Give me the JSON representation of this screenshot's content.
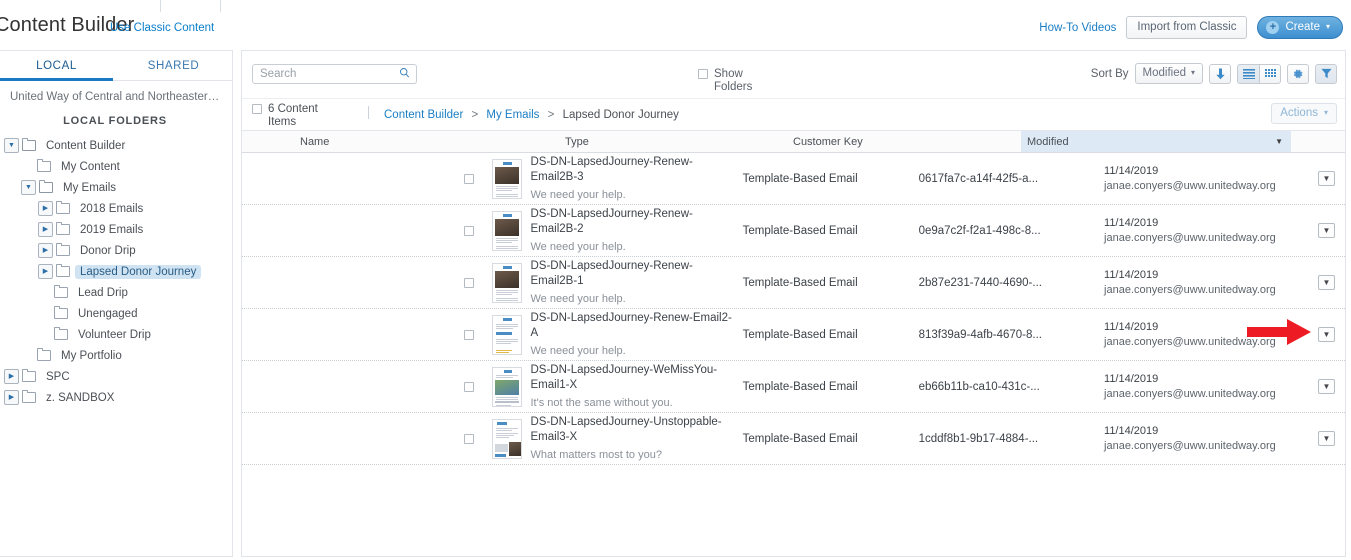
{
  "header": {
    "title": "Content Builder",
    "classic_link": "Use Classic Content",
    "howto_link": "How-To Videos",
    "import_button": "Import from Classic",
    "create_button": "Create",
    "create_plus": "+"
  },
  "sidebar": {
    "tabs": [
      {
        "label": "LOCAL",
        "active": true
      },
      {
        "label": "SHARED",
        "active": false
      }
    ],
    "account_name": "United Way of Central and Northeastern Con...",
    "section_title": "LOCAL FOLDERS",
    "tree": [
      {
        "label": "Content Builder",
        "depth": 0,
        "twist": "expanded",
        "selected": false
      },
      {
        "label": "My Content",
        "depth": 1,
        "twist": "none",
        "selected": false
      },
      {
        "label": "My Emails",
        "depth": 1,
        "twist": "expanded",
        "selected": false
      },
      {
        "label": "2018 Emails",
        "depth": 2,
        "twist": "collapsed",
        "selected": false
      },
      {
        "label": "2019 Emails",
        "depth": 2,
        "twist": "collapsed",
        "selected": false
      },
      {
        "label": "Donor Drip",
        "depth": 2,
        "twist": "collapsed",
        "selected": false
      },
      {
        "label": "Lapsed Donor Journey",
        "depth": 2,
        "twist": "collapsed",
        "selected": true
      },
      {
        "label": "Lead Drip",
        "depth": 2,
        "twist": "none",
        "selected": false
      },
      {
        "label": "Unengaged",
        "depth": 2,
        "twist": "none",
        "selected": false
      },
      {
        "label": "Volunteer Drip",
        "depth": 2,
        "twist": "none",
        "selected": false
      },
      {
        "label": "My Portfolio",
        "depth": 1,
        "twist": "none",
        "selected": false
      },
      {
        "label": "SPC",
        "depth": 0,
        "twist": "collapsed",
        "selected": false
      },
      {
        "label": "z. SANDBOX",
        "depth": 0,
        "twist": "collapsed",
        "selected": false
      }
    ]
  },
  "toolbar": {
    "search_placeholder": "Search",
    "search_value": "",
    "show_folders_label": "Show Folders",
    "show_folders_checked": false,
    "sort_by_label": "Sort By",
    "sort_by_value": "Modified",
    "sort_direction_icon": "arrow-down-icon",
    "view_list_icon": "list-view-icon",
    "view_grid_icon": "grid-view-icon",
    "settings_icon": "gear-icon",
    "filter_icon": "filter-icon"
  },
  "breadcrumb": {
    "count_label": "6 Content Items",
    "count_checked": false,
    "path": [
      {
        "label": "Content Builder",
        "link": true
      },
      {
        "label": "My Emails",
        "link": true
      },
      {
        "label": "Lapsed Donor Journey",
        "link": false
      }
    ],
    "separator": ">",
    "actions_button": "Actions"
  },
  "table": {
    "columns": [
      "Name",
      "Type",
      "Customer Key",
      "Modified"
    ],
    "sorted_column": "Modified",
    "sort_caret": "▼",
    "rows": [
      {
        "name": "DS-DN-LapsedJourney-Renew-Email2B-3",
        "subject": "We need your help.",
        "type": "Template-Based Email",
        "customer_key": "0617fa7c-a14f-42f5-a...",
        "modified_date": "11/14/2019",
        "modified_by": "janae.conyers@uww.unitedway.org",
        "thumb": "donor",
        "checked": false
      },
      {
        "name": "DS-DN-LapsedJourney-Renew-Email2B-2",
        "subject": "We need your help.",
        "type": "Template-Based Email",
        "customer_key": "0e9a7c2f-f2a1-498c-8...",
        "modified_date": "11/14/2019",
        "modified_by": "janae.conyers@uww.unitedway.org",
        "thumb": "donor",
        "checked": false
      },
      {
        "name": "DS-DN-LapsedJourney-Renew-Email2B-1",
        "subject": "We need your help.",
        "type": "Template-Based Email",
        "customer_key": "2b87e231-7440-4690-...",
        "modified_date": "11/14/2019",
        "modified_by": "janae.conyers@uww.unitedway.org",
        "thumb": "donor",
        "checked": false
      },
      {
        "name": "DS-DN-LapsedJourney-Renew-Email2-A",
        "subject": "We need your help.",
        "type": "Template-Based Email",
        "customer_key": "813f39a9-4afb-4670-8...",
        "modified_date": "11/14/2019",
        "modified_by": "janae.conyers@uww.unitedway.org",
        "thumb": "text",
        "checked": false,
        "highlighted": true
      },
      {
        "name": "DS-DN-LapsedJourney-WeMissYou-Email1-X",
        "subject": "It's not the same without you.",
        "type": "Template-Based Email",
        "customer_key": "eb66b11b-ca10-431c-...",
        "modified_date": "11/14/2019",
        "modified_by": "janae.conyers@uww.unitedway.org",
        "thumb": "people",
        "checked": false
      },
      {
        "name": "DS-DN-LapsedJourney-Unstoppable-Email3-X",
        "subject": "What matters most to you?",
        "type": "Template-Based Email",
        "customer_key": "1cddf8b1-9b17-4884-...",
        "modified_date": "11/14/2019",
        "modified_by": "janae.conyers@uww.unitedway.org",
        "thumb": "mixed",
        "checked": false
      }
    ],
    "row_menu_icon": "chevron-down-icon"
  },
  "annotation": {
    "arrow_color": "#ed1c24",
    "arrow_target": "row-4-menu-button"
  },
  "colors": {
    "link": "#1b7ec4",
    "accent": "#1979c3",
    "selected_tree": "#cfe3f3",
    "sorted_header": "#ddeaf5"
  }
}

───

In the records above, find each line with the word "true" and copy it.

Answer section
        "active": true
        "selected": true
        "link": true
        "link": true
        "highlighted": true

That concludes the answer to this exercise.